- _Data for this exercise_

════

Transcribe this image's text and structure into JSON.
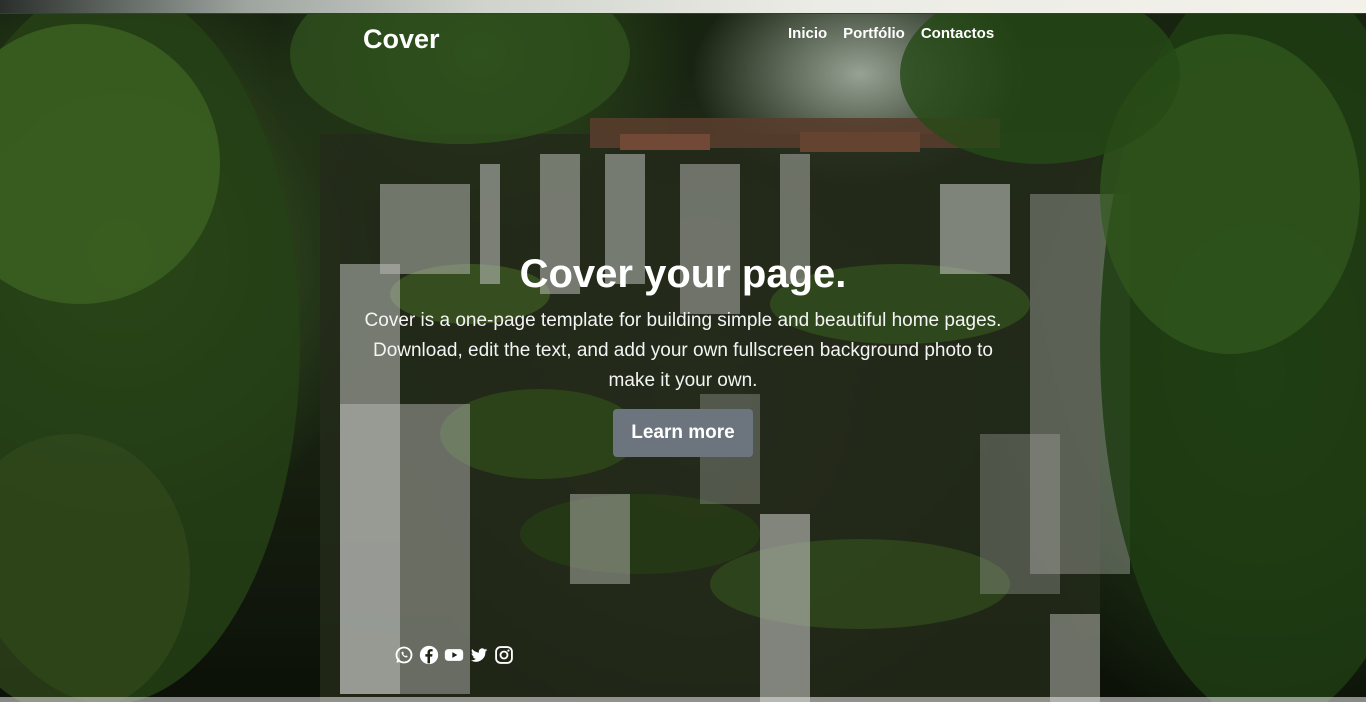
{
  "header": {
    "brand": "Cover",
    "nav": [
      "Inicio",
      "Portfólio",
      "Contactos"
    ]
  },
  "hero": {
    "title": "Cover your page.",
    "lines": [
      "Cover is a one-page template for building simple and beautiful home pages.",
      "Download, edit the text, and add your own fullscreen background photo to",
      "make it your own."
    ],
    "cta_label": "Learn more"
  },
  "social_icons": [
    "whatsapp-icon",
    "facebook-icon",
    "youtube-icon",
    "twitter-icon",
    "instagram-icon"
  ],
  "colors": {
    "button_bg": "#6c757d",
    "text": "#ffffff",
    "foliage": "#2f5a1e"
  }
}
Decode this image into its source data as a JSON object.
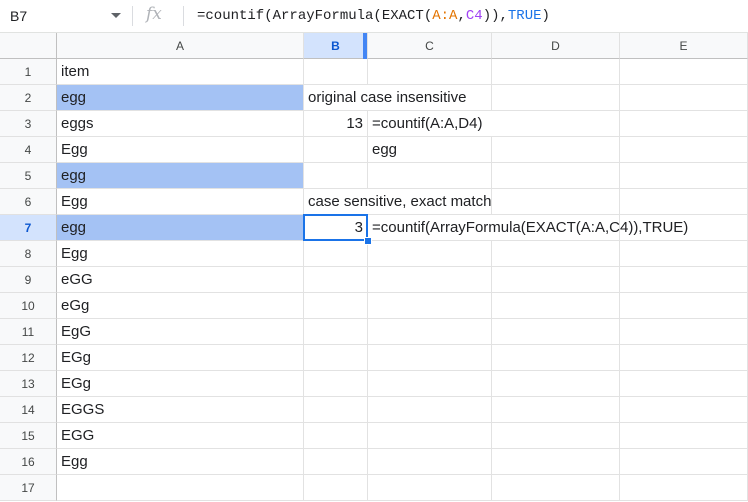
{
  "formula_bar": {
    "name_box": "B7",
    "fx_label": "fx",
    "formula_parts": [
      "=countif(ArrayFormula(EXACT(",
      "A:A",
      ",",
      "C4",
      ")),",
      "TRUE",
      ")"
    ]
  },
  "columns": [
    "A",
    "B",
    "C",
    "D",
    "E"
  ],
  "rows": [
    "1",
    "2",
    "3",
    "4",
    "5",
    "6",
    "7",
    "8",
    "9",
    "10",
    "11",
    "12",
    "13",
    "14",
    "15",
    "16",
    "17"
  ],
  "cells": {
    "A1": "item",
    "A2": "egg",
    "A3": "eggs",
    "A4": "Egg",
    "A5": "egg",
    "A6": "Egg",
    "A7": "egg",
    "A8": "Egg",
    "A9": "eGG",
    "A10": "eGg",
    "A11": "EgG",
    "A12": "EGg",
    "A13": "EGg",
    "A14": "EGGS",
    "A15": "EGG",
    "A16": "Egg",
    "B2": "original case insensitive",
    "B3": "13",
    "C3": "=countif(A:A,D4)",
    "C4": "egg",
    "B6": "case sensitive, exact match",
    "B7": "3",
    "C7": "=countif(ArrayFormula(EXACT(A:A,C4)),TRUE)"
  },
  "highlight_color": "#a4c2f4",
  "selection_color": "#1a73e8"
}
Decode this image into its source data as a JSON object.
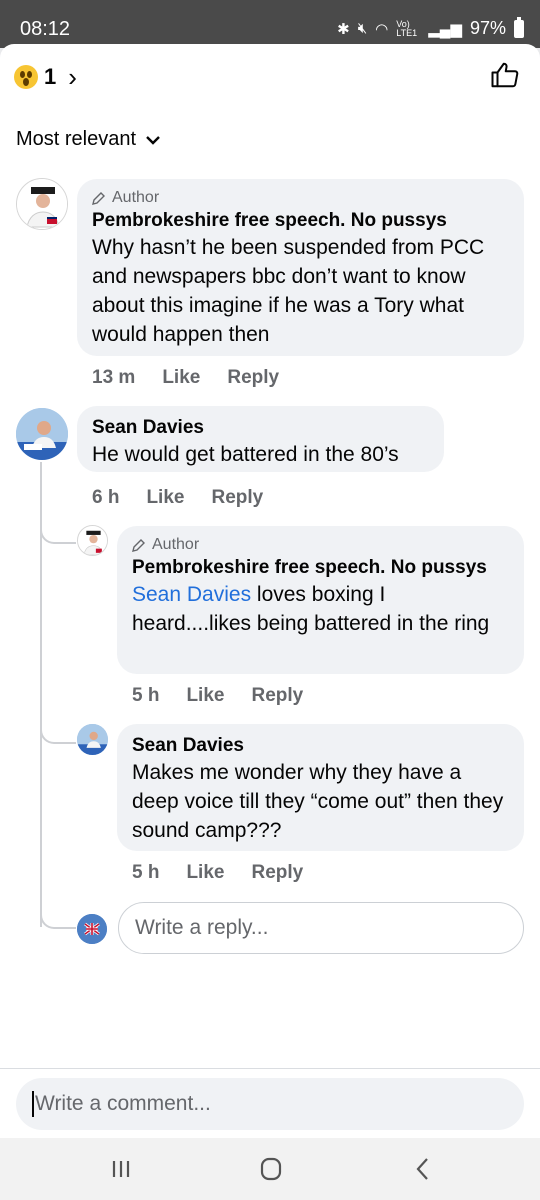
{
  "status": {
    "time": "08:12",
    "battery": "97%",
    "network": "Vo) LTE1"
  },
  "header": {
    "reaction_count": "1"
  },
  "sort": {
    "label": "Most relevant"
  },
  "comments": [
    {
      "author_tag": "Author",
      "name": "Pembrokeshire free speech. No pussys",
      "text": "Why hasn’t he been suspended from PCC and newspapers bbc don’t want to know about this imagine if he was a Tory what would happen then",
      "time": "13 m",
      "like": "Like",
      "reply": "Reply"
    },
    {
      "name": "Sean Davies",
      "text": "He would get battered in the 80’s",
      "time": "6 h",
      "like": "Like",
      "reply": "Reply"
    }
  ],
  "replies": [
    {
      "author_tag": "Author",
      "name": "Pembrokeshire free speech. No pussys",
      "mention": "Sean Davies",
      "text": " loves boxing I heard....likes being battered in the ring",
      "time": "5 h",
      "like": "Like",
      "reply": "Reply"
    },
    {
      "name": "Sean Davies",
      "text": "Makes me wonder why they have a deep voice till they “come out” then they sound camp???",
      "time": "5 h",
      "like": "Like",
      "reply": "Reply"
    }
  ],
  "reply_input": {
    "placeholder": "Write a reply..."
  },
  "comment_input": {
    "placeholder": "Write a comment..."
  },
  "icons": [
    "wow-reaction-icon",
    "chevron-right-icon",
    "thumbs-up-icon",
    "chevron-down-icon",
    "pencil-icon",
    "nav-recents-icon",
    "nav-home-icon",
    "nav-back-icon"
  ]
}
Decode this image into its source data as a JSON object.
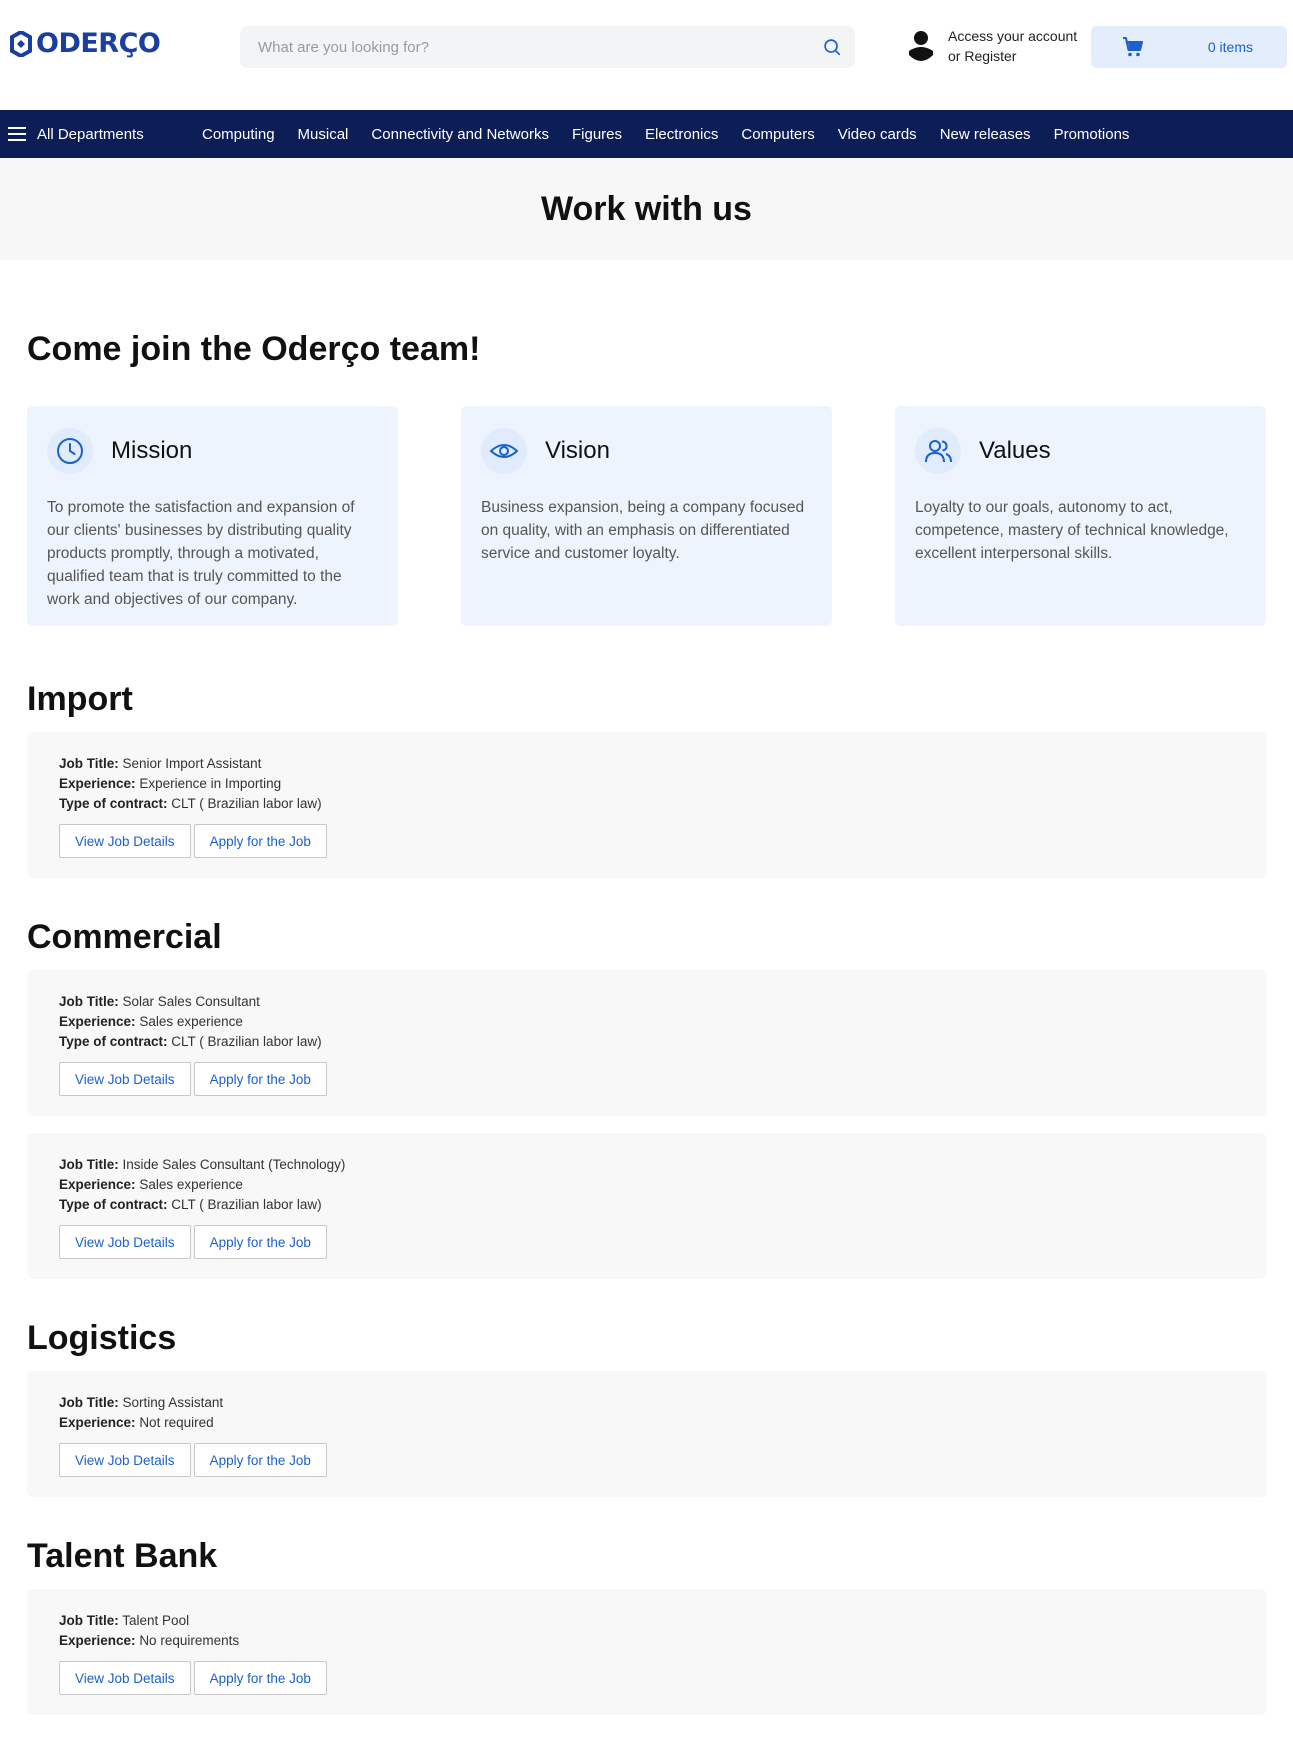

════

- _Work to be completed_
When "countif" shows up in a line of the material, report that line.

- _Answer section_
      "=countif(ArrayFormula(EXACT(",
    "C3": "=countif(A:A,D4)",
    "C7": "=countif(ArrayFormula(EXACT(A:A,C4)),TRUE)"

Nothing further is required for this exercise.